This past summer, SLAPS was able to display their products at the 2015 BET Experience, which is a four-day event celebrating the Black Entertainment Television Awards weekend with musical performances, comedy, seminars and parties. Their table at the gifting suite—a room dedicated to gifting celebrities with up-and-coming products—attracted the attention of stars like Erykah Badu, Soulja Boy and Eva Marcille.
Senior business management major Rueben Lindsey is the designer and owner of handcrafted jewelry line STRAIGHT CROOKED. The one-man business began when Lindsey’s house was being remodeled and he decided to make use of the spare copper lying around.
“I’ve always like creating things, using my hands, making things,” said Lindsey, whose jewelry-making skills are largely self-taught.
Lindsey focuses primarily on bracelets and cuffs, but the company supplies rings, earrings and brooches as well, all of which have a purely copper base. STRAIGHT CROOKED is currently sold at the MAKE Collectives boutique in Long Beach and via Lindsey’s email, Rueben.email@example.com.
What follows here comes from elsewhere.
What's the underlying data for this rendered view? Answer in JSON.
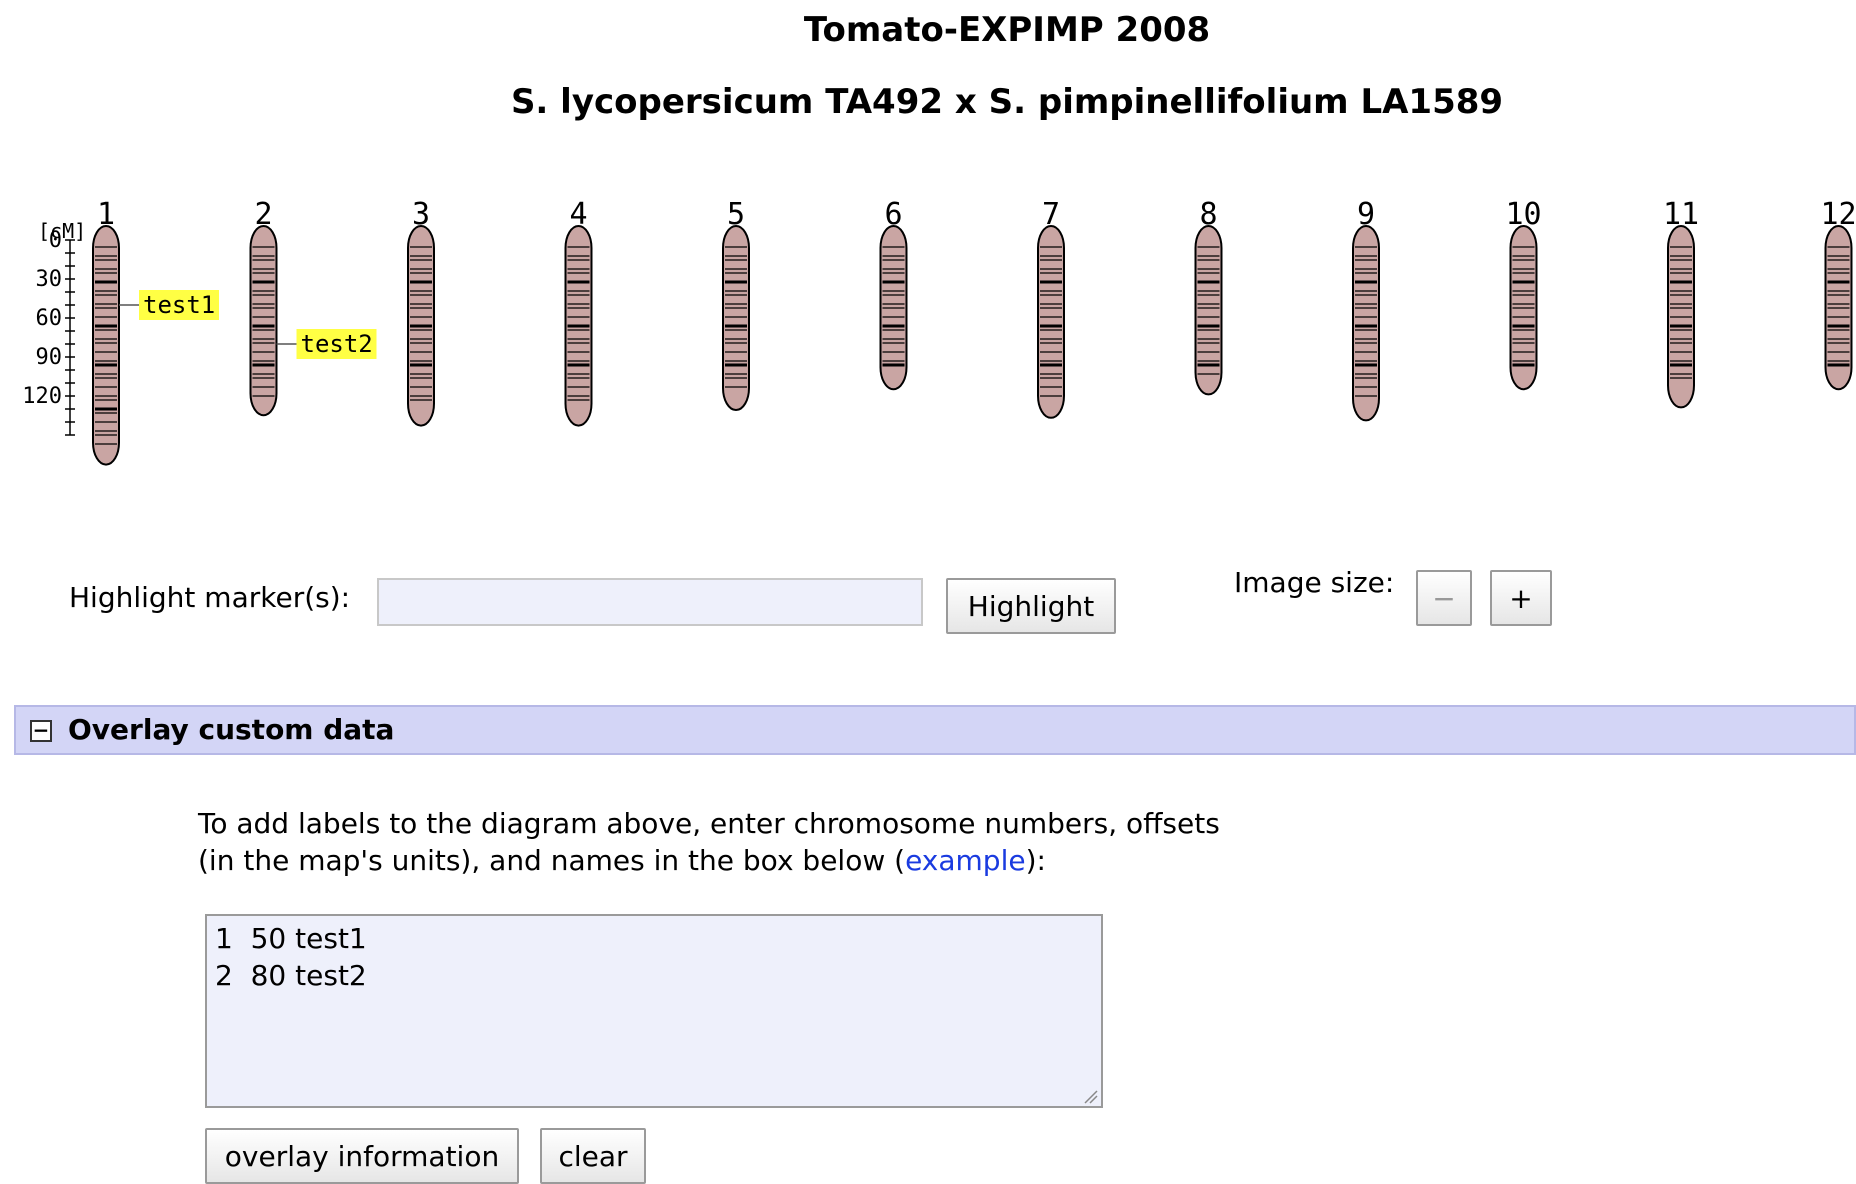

“I’m cool with where it’s at right now because I make everything myself. It gets a little harder when the demand gets high,” said Lindsey. “Eventually I’d like to expand it and even open up my own retail store with a bunch of different local clothing brands.”
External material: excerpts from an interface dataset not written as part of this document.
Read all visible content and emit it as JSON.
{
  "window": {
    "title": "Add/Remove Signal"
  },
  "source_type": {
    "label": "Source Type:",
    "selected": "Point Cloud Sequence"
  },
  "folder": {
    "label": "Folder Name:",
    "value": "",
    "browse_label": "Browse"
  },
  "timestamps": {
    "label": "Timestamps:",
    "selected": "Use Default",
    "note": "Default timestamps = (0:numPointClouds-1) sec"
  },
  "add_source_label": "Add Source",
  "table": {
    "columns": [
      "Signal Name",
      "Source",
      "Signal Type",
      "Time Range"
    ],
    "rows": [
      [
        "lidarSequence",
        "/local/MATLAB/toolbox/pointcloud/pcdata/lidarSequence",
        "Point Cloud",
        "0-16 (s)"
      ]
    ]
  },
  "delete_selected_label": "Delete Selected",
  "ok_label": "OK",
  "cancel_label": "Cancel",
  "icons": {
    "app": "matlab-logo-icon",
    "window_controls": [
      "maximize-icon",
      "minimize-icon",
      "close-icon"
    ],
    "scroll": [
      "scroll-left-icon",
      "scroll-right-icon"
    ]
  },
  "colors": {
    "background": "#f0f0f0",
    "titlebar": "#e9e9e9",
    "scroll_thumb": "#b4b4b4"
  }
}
The expansion has already begun, as STRAIGHT CROOKED collaborated with another APU-based brand, Perspectives, in March. The collection sold out within days.
The clothing company, co-founded by senior communications major Devon DeJardin in 2014, took the $15,000 grand prize in APU’s 2014 ZuVentures business competition, a necessary step in catapulting the brand to success. Perspectives has sold in all 50 states and in 16 countries since its inception, and the founders aim to sell in over 40 stores by the end of 2016. By 2017, Perspectives will open a flagship store in either Los Angeles or Portland.
“Perspectives was formed after many years of being personally interested in design, clothing and the opportunity to create something that would make people feel confident, comfortable,” said DeJardin, who looks to modern architecture for inspiration. DeJardin claims it’s easy to copy what other designers have already made, which is why he pulls inspiration from alternative sources.
“Every failure, obstacle and hardship is an opportunity in disguise,” said DeJardin. “It’s easy at times to get super discouraged when things don’t go according to plan or when the consumer doesn’t respond how we would have liked them to. However, with each obstacle you can gain so much knowledge that will progress your brand, company or design further down the road.”
The brand will exhibit its new Artifact Collection in January at the contemporary fashion event Project Show, which is being held in New York.
Along with helping customers find a crisp, comfortable style, the company partners with global nonprofits and finds unique ways to give individuals the opportunity to use their talents and resources.
“Don’t worry if people think you’re crazy. You are crazy,” said DeJardin. “You have that kind of intoxicating insanity that lets other people dream outside of the lines and become who they’re destined to be. What I’m doing with Perspectives, while although at times can seem crazy, I know is inspiring other people to dream big and dig deep to achieve more than they ever thought possible.”